=== EXERCISE ===
Set down the material in full. Keep every line exactly as it is.

=== EXCERPTED DATA ===

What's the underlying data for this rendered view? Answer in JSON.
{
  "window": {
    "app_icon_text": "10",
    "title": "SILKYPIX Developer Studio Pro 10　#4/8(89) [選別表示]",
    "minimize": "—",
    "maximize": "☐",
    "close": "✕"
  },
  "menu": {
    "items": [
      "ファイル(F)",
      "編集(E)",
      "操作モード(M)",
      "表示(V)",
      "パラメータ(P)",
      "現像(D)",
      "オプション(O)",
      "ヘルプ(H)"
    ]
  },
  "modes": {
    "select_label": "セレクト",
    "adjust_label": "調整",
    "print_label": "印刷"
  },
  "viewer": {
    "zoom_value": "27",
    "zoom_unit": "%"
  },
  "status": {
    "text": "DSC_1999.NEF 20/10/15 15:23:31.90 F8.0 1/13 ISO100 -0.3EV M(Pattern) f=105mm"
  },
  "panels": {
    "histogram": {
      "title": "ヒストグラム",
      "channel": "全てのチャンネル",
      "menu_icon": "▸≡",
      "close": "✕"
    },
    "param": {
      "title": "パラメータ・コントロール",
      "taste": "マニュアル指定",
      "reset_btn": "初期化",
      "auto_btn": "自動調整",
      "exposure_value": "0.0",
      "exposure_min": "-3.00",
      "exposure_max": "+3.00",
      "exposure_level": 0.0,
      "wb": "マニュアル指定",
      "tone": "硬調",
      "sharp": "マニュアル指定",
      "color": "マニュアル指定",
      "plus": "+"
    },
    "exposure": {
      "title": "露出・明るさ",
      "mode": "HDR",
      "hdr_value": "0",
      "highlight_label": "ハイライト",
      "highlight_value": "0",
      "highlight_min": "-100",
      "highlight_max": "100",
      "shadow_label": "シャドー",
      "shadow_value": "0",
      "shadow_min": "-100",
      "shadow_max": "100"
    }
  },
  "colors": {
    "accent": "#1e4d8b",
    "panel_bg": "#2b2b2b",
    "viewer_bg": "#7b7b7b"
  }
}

=== SOLUTION TO THE EXERCISE ===
What's the underlying data for this rendered view? Answer in JSON.
{
  "window": {
    "app_icon_text": "10",
    "title": "SILKYPIX Developer Studio Pro 10　#4/8(89) [選別表示]",
    "minimize": "—",
    "maximize": "☐",
    "close": "✕"
  },
  "menu": {
    "items": [
      "ファイル(F)",
      "編集(E)",
      "操作モード(M)",
      "表示(V)",
      "パラメータ(P)",
      "現像(D)",
      "オプション(O)",
      "ヘルプ(H)"
    ]
  },
  "modes": {
    "select_label": "セレクト",
    "adjust_label": "調整",
    "print_label": "印刷"
  },
  "viewer": {
    "zoom_value": "27",
    "zoom_unit": "%"
  },
  "status": {
    "text": "DSC_1999.NEF 20/10/15 15:23:31.90 F8.0 1/13 ISO100 -0.3EV M(Pattern) f=105mm"
  },
  "panels": {
    "histogram": {
      "title": "ヒストグラム",
      "channel": "全てのチャンネル",
      "menu_icon": "▸≡",
      "close": "✕"
    },
    "param": {
      "title": "パラメータ・コントロール",
      "taste": "マニュアル指定",
      "reset_btn": "初期化",
      "auto_btn": "自動調整",
      "exposure_value": "0.0",
      "exposure_min": "-3.00",
      "exposure_max": "+3.00",
      "exposure_level": 0.0,
      "wb": "マニュアル指定",
      "tone": "硬調",
      "sharp": "マニュアル指定",
      "color": "マニュアル指定",
      "plus": "+"
    },
    "exposure": {
      "title": "露出・明るさ",
      "mode": "HDR",
      "hdr_value": "0",
      "highlight_label": "ハイライト",
      "highlight_value": "0",
      "highlight_min": "-100",
      "highlight_max": "100",
      "shadow_label": "シャドー",
      "shadow_value": "0",
      "shadow_min": "-100",
      "shadow_max": "100"
    }
  },
  "colors": {
    "accent": "#1e4d8b",
    "panel_bg": "#2b2b2b",
    "viewer_bg": "#7b7b7b"
  }
}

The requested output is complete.